Cape Town – A list of consultants and firms that helped create the Department of Energy’s (DoE) nuclear strategy over the past five years leaves more questions than answers, according to the Democratic Alliance (DA).
In a statement on Monday, the DoE revealed firms it had sourced or procured to “conduct thorough investigations on different aspects of the nuclear new build programme before a procurement decision is taken”.
It said the National Development Plan (NDP) said South Africa needed a thorough investigation on the implications of nuclear energy, including its costs, financing options, institutional arrangements, safety, environmental costs and benefits, localisation and employment opportunities, and uranium enrichment and fuel fabrication possibilities.
“In line with the NDP directive the DoE, in conjunction with other organs of state (within the Energy Security Cabinet Sub-Structures) has, over the past five years, been developing various strategies and policies and as a result has commissioned independent studies to create a framework for the procurement decision and the preparation for the procurement of the nuclear new build programme.”
Bid list raises questions
The list – shown below – raises questions according to DA nuclear spokesperson Gordon Mackay.
He said the five year period stated was likely a “red herring” and said the “DoE annual reports show no expenditure on these items”.

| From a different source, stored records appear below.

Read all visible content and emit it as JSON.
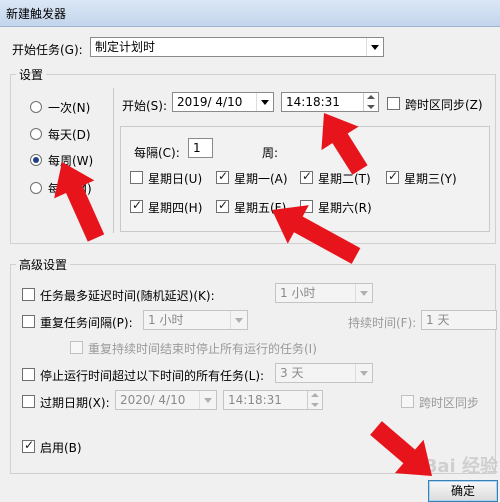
{
  "window": {
    "title": "新建触发器"
  },
  "start_task": {
    "label": "开始任务(G):",
    "value": "制定计划时"
  },
  "settings": {
    "legend": "设置",
    "radios": [
      {
        "label": "一次(N)",
        "selected": false
      },
      {
        "label": "每天(D)",
        "selected": false
      },
      {
        "label": "每周(W)",
        "selected": true
      },
      {
        "label": "每月(M)",
        "selected": false
      }
    ],
    "start_label": "开始(S):",
    "start_date": "2019/ 4/10",
    "start_time": "14:18:31",
    "sync_timezone_label": "跨时区同步(Z)",
    "recur_label": "每隔(C):",
    "recur_value": "1",
    "recur_unit": "周:",
    "weekdays": [
      {
        "label": "星期日(U)",
        "checked": false
      },
      {
        "label": "星期一(A)",
        "checked": true
      },
      {
        "label": "星期二(T)",
        "checked": true
      },
      {
        "label": "星期三(Y)",
        "checked": true
      },
      {
        "label": "星期四(H)",
        "checked": true
      },
      {
        "label": "星期五(F)",
        "checked": true
      },
      {
        "label": "星期六(R)",
        "checked": false
      }
    ]
  },
  "advanced": {
    "legend": "高级设置",
    "delay_label": "任务最多延迟时间(随机延迟)(K):",
    "delay_value": "1 小时",
    "repeat_label": "重复任务间隔(P):",
    "repeat_value": "1 小时",
    "duration_label": "持续时间(F):",
    "duration_value": "1 天",
    "stop_running_label": "重复持续时间结束时停止所有运行的任务(I)",
    "stop_label": "停止运行时间超过以下时间的所有任务(L):",
    "stop_value": "3 天",
    "expire_label": "过期日期(X):",
    "expire_date": "2020/ 4/10",
    "expire_time": "14:18:31",
    "expire_sync_label": "跨时区同步",
    "enabled_label": "启用(B)"
  },
  "buttons": {
    "ok": "确定"
  },
  "watermark": "Bai 经验",
  "colors": {
    "annotation_arrow": "#e8141c"
  }
}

“The statement fails to explain why the department utilised an obscure, already existing tender in the Free State,” he told Fin24 on Monday.

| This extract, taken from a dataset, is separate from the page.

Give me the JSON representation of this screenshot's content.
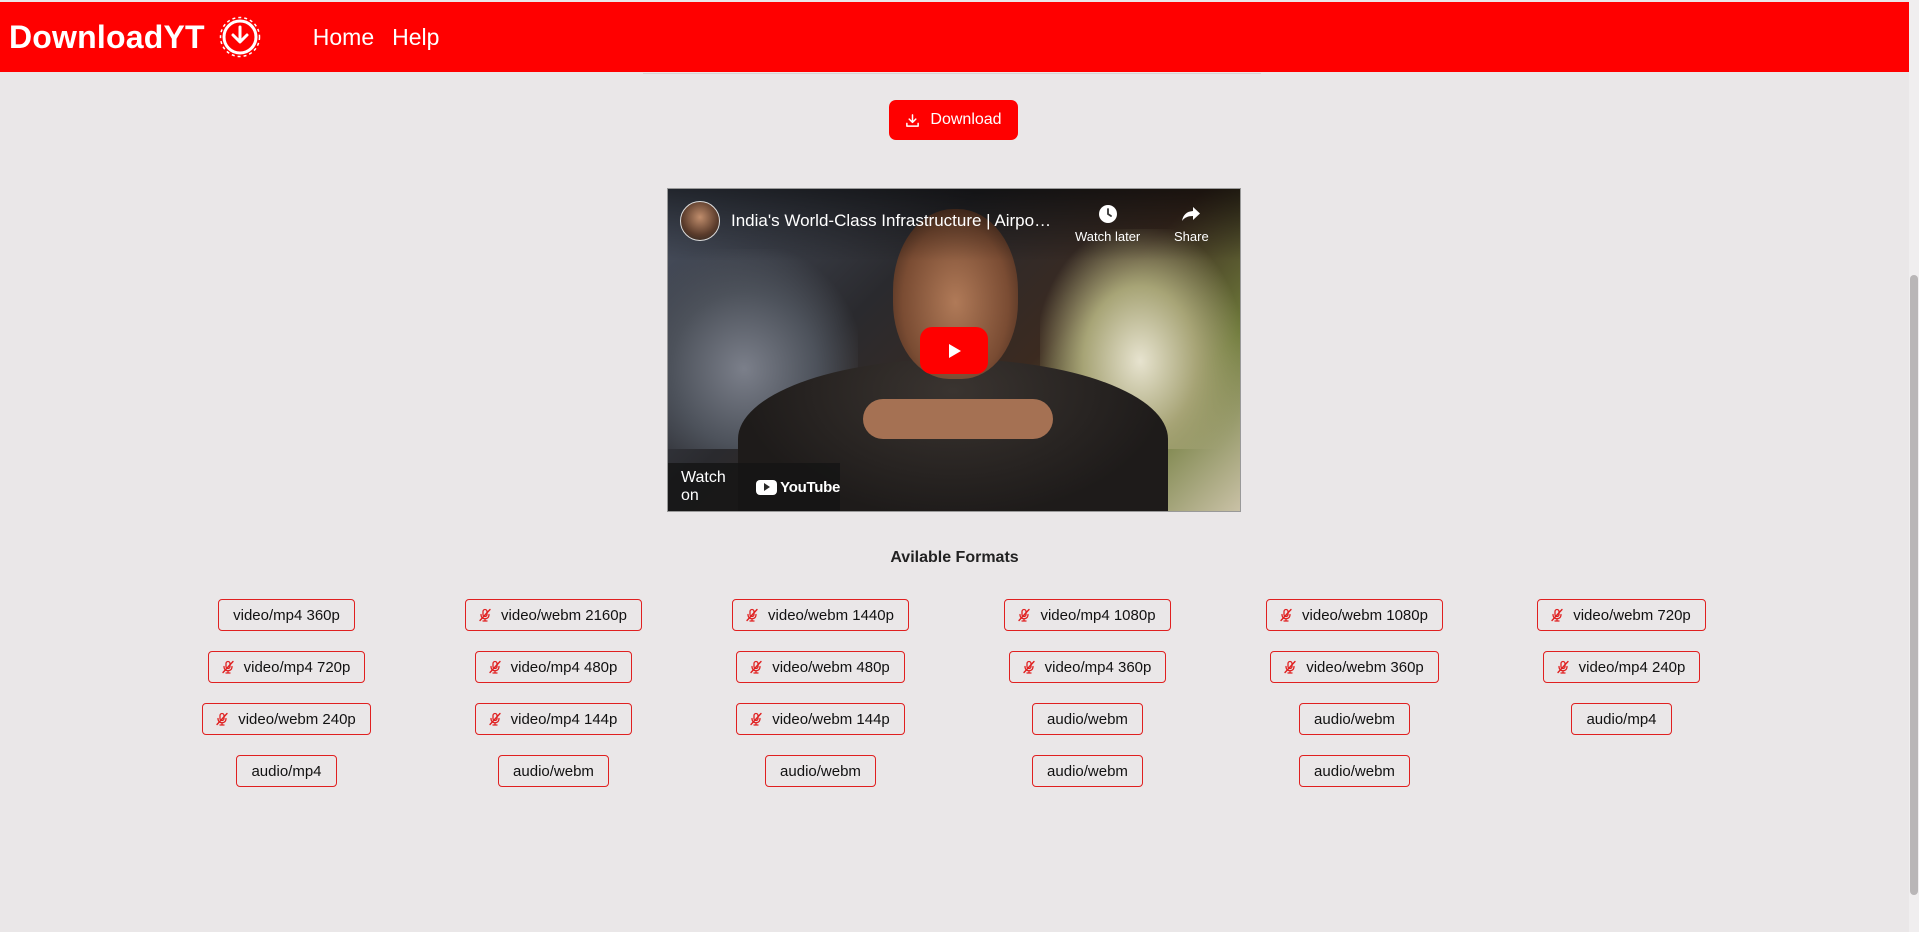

“Why (does) National Treasury have no record of the tender in question or who authorised the deviation from standard procurement procedures,” he queried.
“Further - if only R200m was allocated for preparing work on the nuclear deal in the past financial year - of which R171m was allocated to Empire Technology - what funds were used to acquire the other listed services?”
Mackay said the government is “back peddling at an alarming rate in an attempt to cover its tracks”.
He will write the DoE, asking for the tender document, the bid award document, the value in rands of each contract, and which department's budgets were utilised and in which financial year.
This list of firms (and what they delivered) are:
- Ingerop: Cost of Nuclear Power,
- KPMG: Procurement Framework,
- Ingerop: Owner-Operator and Financing Structures,
- Deloitte: Finance Options Models Solutions,
- Deloitte: Deferred Return On Government Investor Approach,
- Ingerop: Economic Impact of Localisation of Nuclear New Build Programme,
- Nathan Gift Nhlapho Incorporated: Feasibility Study on Effective Independence of the National Nuclear Regulator.
- Nathan Gift Nhlapho Incorporated: Requirements, Considerations and Necessary Arrangements by the Government in Order for South Africa to Accede to One of the IAEA Nuclear Liability Conventions.
- Zimkile Consulting: The Development of Training Programme of First Responders for Nuclear and Radiological Emergencies
- University of Pretoria: A Detailed Financing Model for the Radioactive Waste Management Fund
- Mzansi Energy Solutions and Innovations Pty: Feasibility Study on the withdrawal of Safeguards Function from NECSA
- Mahlako-A-Phahla Investments (with sub-contracting to Ledwaba Mazwai Attorneys and WorleyParsons) Pre-Procurement Readiness Assessment.
- Empire Technology: Programme Management System
Site licence comments extended
In related nuclear news, Eskom said the National Nuclear Regulator (NNR) officially extended the comment period for interested and affected parties with regard to its application for the Nuclear Installation Site Licence (NISL) in Thyspunt (Eastern Cape) and Duynefontyn (Western Cape).
“Interested and affected parties can comment from today up until Wednesday, 19 October 2016,” it said in a statement on Monday.
“The notice of the extension of the comment period was published in the National Gazette on Friday last week (16 September 2016) and in the Provincial Gazette today, 19 September.”
Koeberg unit 1 down for maintenance
In more related nuclear news, Eskom said that unit 1 of the Koeberg nuclear station will be taken offline for a planned refuelling outage after a safe record-setting continuous run of 474 days.
“The refuelling outage takes just over a month and the unit is expected back online towards the end of October 2016,” Eskom said in a statement on Monday.
Koeberg Unit 2 is currently operating optimally and is contributing 930MW to the national grid, Eskom said.
Every 15 to 18 months, each of the two units at Koeberg is shut down for refuelling, inspection and maintenance. This routine maintenance is part of Eskom’s overall maintenance programme for its fleet of generation units. Outages are scheduled so as to avoid having both units out of service at the same time and to avoid the winter months in each year.
“During these routine outages, one third of the used nuclear fuel is replaced with new fuel,” it said. “Maintenance, plant modifications, inspections and statutory work to ensure that international safety standards continue to be met and that reliable plant performance continues, are performed.”Read Fin24's top stories trending on Twitter: Fin24’s top stories